Many of these mistakes are caused by carelessness and not properly reading back what one has written. We have had an increasing number of literals in recent weeks, both online and in the paper, which suggests the problem is getting worse rather than better. Heads of department have a particular responsibility to ensure that their staff perform to the best professional standards in this respect. We managed to perpetrate one of the worst literals of all recently – pubic for public- which may seem a laughing matter, but is not.
Some Americanisms keep slipping in, usually when we are given agency copy to re-write and do an inadequate job on it. There is no such verb as “impacted”, and other American-style usages of nouns as verbs should be avoided (authored, gifted etc). Maneuver is not spelt that way in Britain. We do not have lawmakers: we might just about have legislators, but better still we have parliament. People do not live in their hometown; they live in their home town, or even better the place where they were born.
Sometimes we do not properly think of the sense of what we are writing. There is a marked difference between the meanings of convince and persuade that is not recognised by some of you. If you are unsure of the distinction, look the words up. We wrote that “too many bomb disposal experts” had died in Afghanistan, which prompted an angry reader to ask what an acceptable number of dead experts would have been. We wrote of “an extraordinary killing spree” and were asked, in similar fashion, what would have constituted an ordinary one. We wrote about someone’s youngest child being her first, which was obviously not the case. Be careful too of the distinction between renting a property and letting it. And readers also asked us how there could, as we reported, be an 18-month long investigation into a crime that was committed only 14 months ago. We need to ensure that our facts, like our arithmetic, add up.

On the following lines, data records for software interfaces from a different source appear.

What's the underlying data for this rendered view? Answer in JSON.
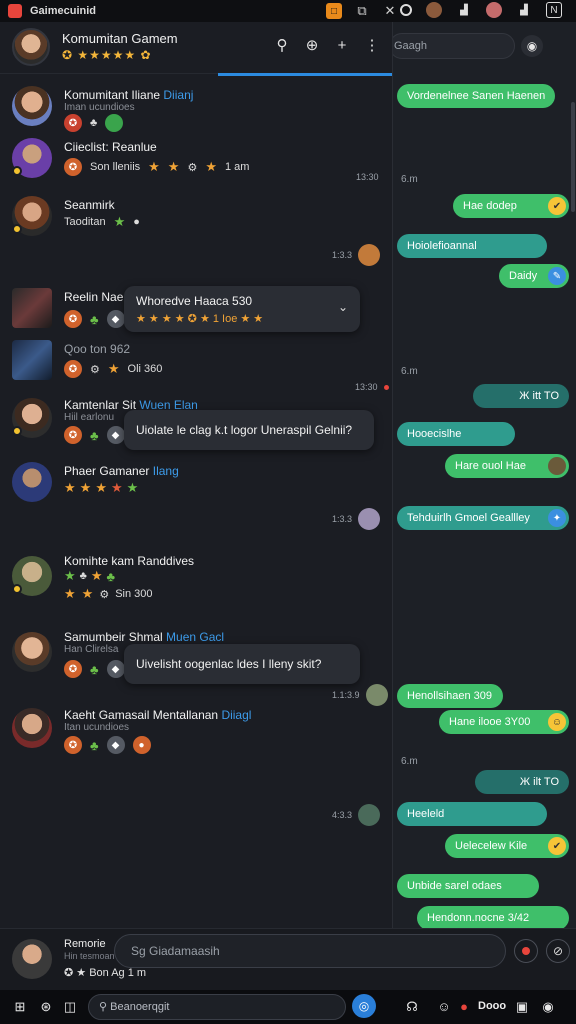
{
  "window": {
    "title": "Gaimecuinid",
    "controls": [
      "□",
      "✕"
    ]
  },
  "status_bar": {
    "icons": [
      "circle-icon",
      "avatar-icon",
      "signal-icon",
      "avatar-icon",
      "signal-icon",
      "nfc-icon",
      "close-icon"
    ]
  },
  "header": {
    "group_name": "Komumitan Gamem",
    "stars": "✪ ★★★★★ ✿"
  },
  "contacts": [
    {
      "name": "Komumitant Iliane",
      "tag": "Diianj",
      "sub": "Iman ucundioes",
      "row": [
        "✪",
        "♣",
        "●"
      ]
    },
    {
      "name": "Ciieclist: Reanlue",
      "tag": "",
      "sub": "",
      "row_text": "Son lleniis",
      "row_end": "1 am"
    },
    {
      "name": "Seanmirk",
      "tag": "",
      "sub": "",
      "sub2": "Taoditan"
    },
    {
      "name": "Reelin Nae",
      "tag": "",
      "sub": "",
      "row_end": "1 Ioe"
    },
    {
      "name": "Qoo ton 962",
      "tag": "",
      "sub": "",
      "row_end": "Oli 360"
    },
    {
      "name": "Kamtenlar Sit",
      "tag": "Wuen Elan",
      "sub": "Hiil earlonu"
    },
    {
      "name": "Phaer Gamaner",
      "tag": "Ilang",
      "sub": ""
    },
    {
      "name": "Komihte kam Randdives",
      "tag": "",
      "sub": "",
      "row_end": "Sin 300"
    },
    {
      "name": "Samumbeir Shmal",
      "tag": "Muen Gacl",
      "sub": "Han Clirelsa"
    },
    {
      "name": "Kaeht Gamasail Mentallanan",
      "tag": "Diiagl",
      "sub": "Itan ucundioes"
    }
  ],
  "popups": [
    {
      "title": "Whoredve Haaca 530",
      "meta": "★ ★ ★ ★ ✪ ★ 1 Ioe ★ ★"
    },
    {
      "text": "Uiolate le clag k.t logor Uneraspil Gelnii?"
    },
    {
      "text": "Uivelisht oogenlac ldes I lleny skit?"
    }
  ],
  "left_times": [
    "13:30",
    "1:3.3",
    "13:30",
    "1:3.3",
    "1.1:3.9",
    "4:3.3"
  ],
  "right": {
    "search_placeholder": "Gaagh",
    "times": [
      "6.m",
      "6.m",
      "6.m"
    ],
    "bubbles": [
      "Vordenelnee Sanen Haenen",
      "Hae dodep",
      "Hoiolefioannal",
      "Daidy",
      "Ж itt TO",
      "Hooecislhe",
      "Hare ouol Hae",
      "Tehduirlh Gmoel Geallley",
      "Henollsihaen 309",
      "Hane ilooe 3Y00",
      "Ж ilt TO",
      "Heeleld",
      "Uelecelew Kile",
      "Unbide sarel odaes",
      "Hendonn.nocne 3/42"
    ]
  },
  "composer": {
    "name": "Remorie",
    "sub": "Hin tesmoan",
    "row": "✪ ★ Bon Ag 1 m",
    "placeholder": "Sg Giadamaasih"
  },
  "taskbar": {
    "search": "Beanoerqgit",
    "text": "Dooo"
  }
}
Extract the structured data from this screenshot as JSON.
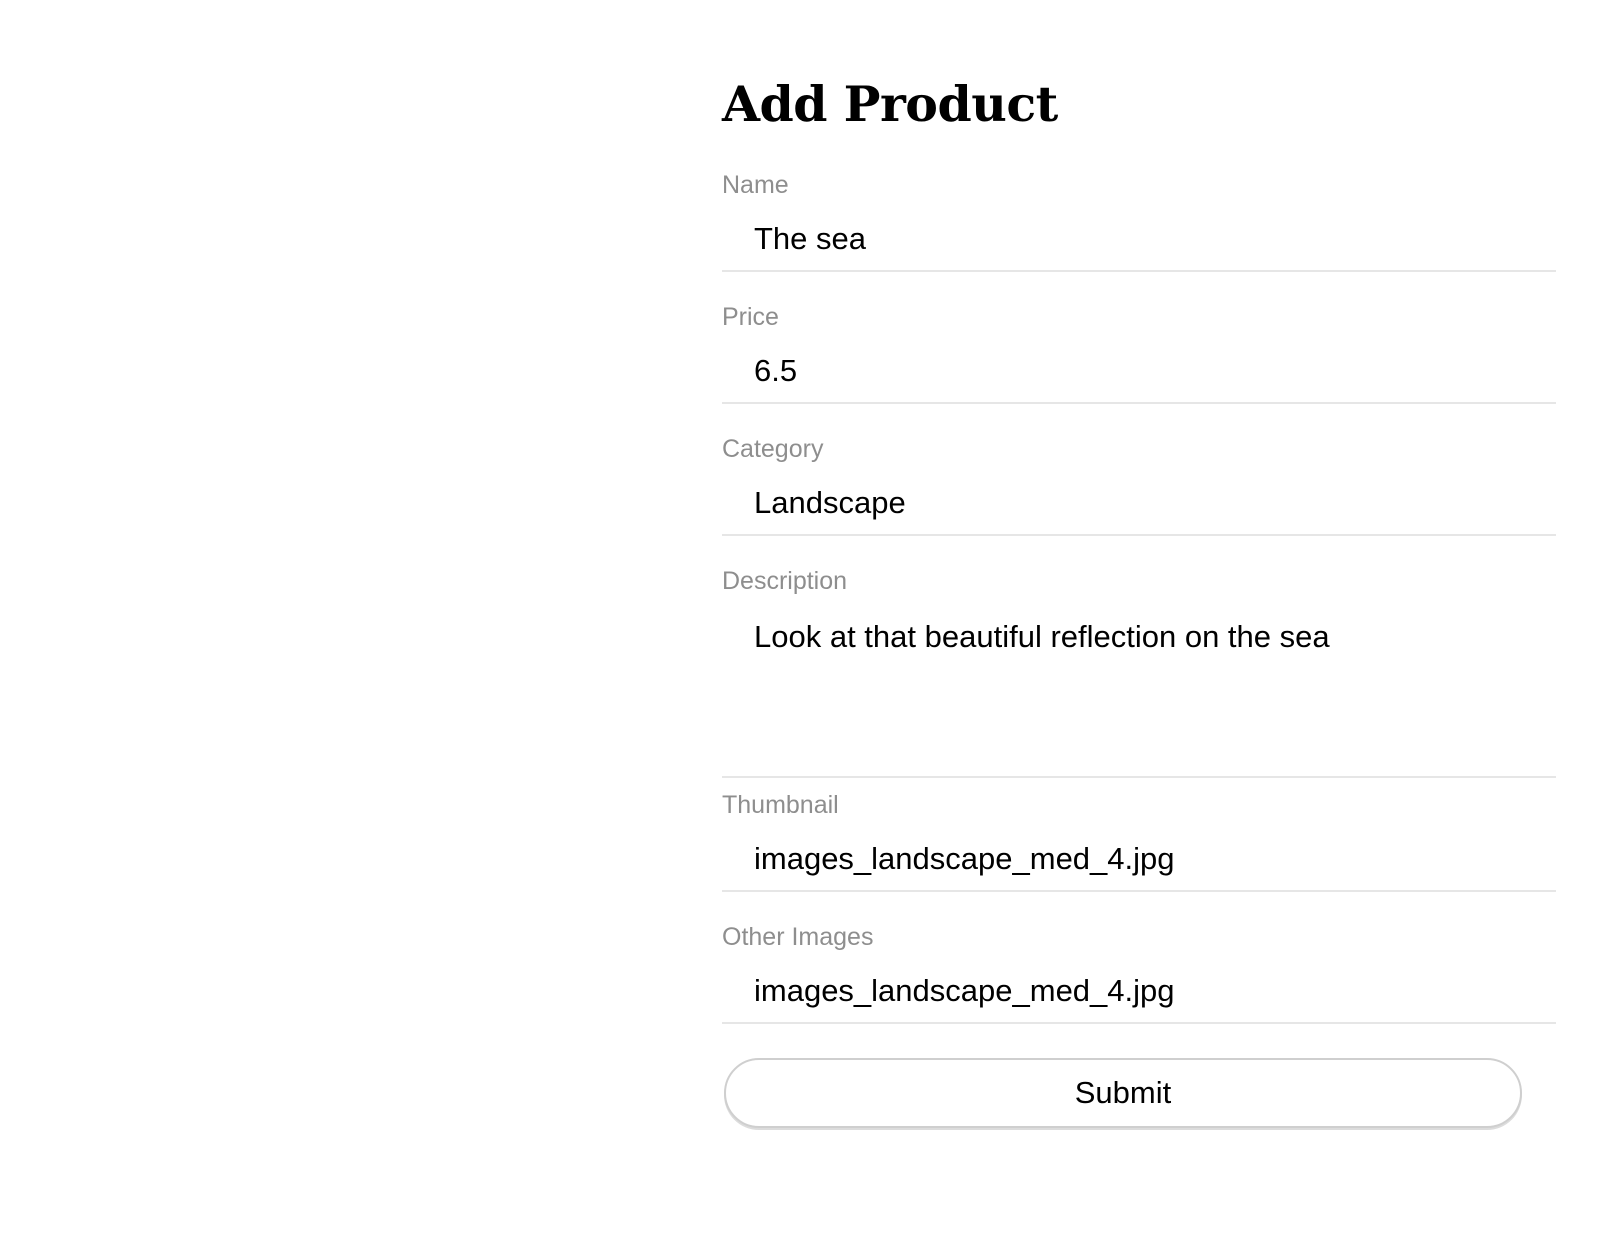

There have also been some grammatical difficulties. The style book (which, in case you have lost your copy, is also online) specifies the distinction between “compared with” and “compared to”, and it may be worth examining. One of our writers began a sentence with the phrase “us single ladies” which suggests we need to brush up on our pronouns. We should always write one in four is, not one in four are, since one is inevitably singular. Bacteria is plural. Put adverbs in a sentence where they make the most logical sense, if you have to use them at all. This will never be by splitting the infinitive, but to write “to go speedily to town” will always be preferable to “to go to town speedily”, or any other such variant. It is different from, not different to. Under age, like under way, should be written as two words.
Finally, may I mention some factual matters? Ottawa is the capital of Canada. Air Chief Marshal is spelt thus; and Mark Antony thus.
With best wishes
The Daily Telegraph
HAT-TIP: The FT‘s Jim Pickard (The pink ‘un is not really allowed to indulge in such trivia, so it ended up here. Nothing is too trival for this blog)